Hjorth, J., Møller, P., Gorosabel, J., Fynbo, J. P. U., Toft, S., Jaunsen, A. O., Kaas, A. A., Pursimo, T., Torii, K., Kato, T., Yamaoka, H., Yoshida, A., Thomsen, B., Andersen, M. I., Burud, I., Castro Cerón, J. M., Castro-Tirado, A. J., Fruchter, A. S., Kaper, L., Kouveliotou, C., Masetti, N., Palazzi, E., Pedersen, H., Pian, E., Rhoads, J., Rol, E., Tanvir, N. R., Vreeswijk, P. M., Wijers, R. A. M. J., and van den Heuvel, E. P. J.
The Astrophysical Journal, Volume 597, Issue 2, pp. 699-705.
We present optical and near-infrared observations of the dim afterglow of GRB 020124, obtained between 2 and 68 hr after the gamma-ray burst. The burst occurred in a very faint (R>~29.5) damped Lyα absorber (DLA) at a redshift of z=3.198+/-0.004. The derived column density of neutral hydrogen is log(NH I)=21.7+/-0.2, and the rest-frame reddening is constrained to be E(B-V)<0.065, i.e., AV<0.20 for standard extinction laws with RV~3. The resulting dust-to-gas ratio is less than 11% of that found in the Milky Way but consistent with the SMC and high-redshift QSO DLAs, indicating a low metallicity and/or a low dust-to-metal ratio in the burst environment. A gray extinction law (large RV), produced through preferential destruction of small dust grains by the gamma-ray burst, could increase the derived AV and dust-to-gas ratio. The dimness of the afterglow is, however, fully accounted for by the high redshift: if GRB 020124 had been at z=1, it would have been approximately 1.8 mag brighter-in the range of typical bright afterglows.
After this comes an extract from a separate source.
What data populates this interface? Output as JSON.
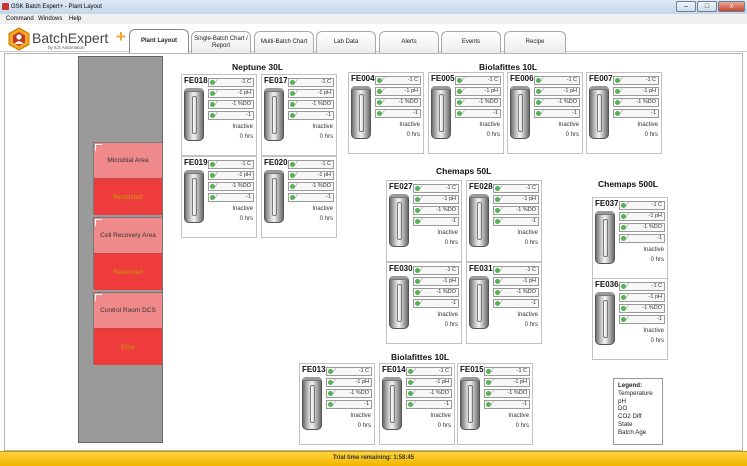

Based on observations with the Nordic Optical Telescope, which is operated on the island of La Palma jointly by Denmark, Finland, Iceland, Norway, and Sweden, at the Spanish Observatorio del Roque de los Muchachos of the Instituto de Astrofísica de Canarias, and on observations collected by the Gamma-Ray Burst Collaboration at ESO (GRACE) at the European Southern Observatory, Paranal, Chile (ESO Large Programme 165.H-0464).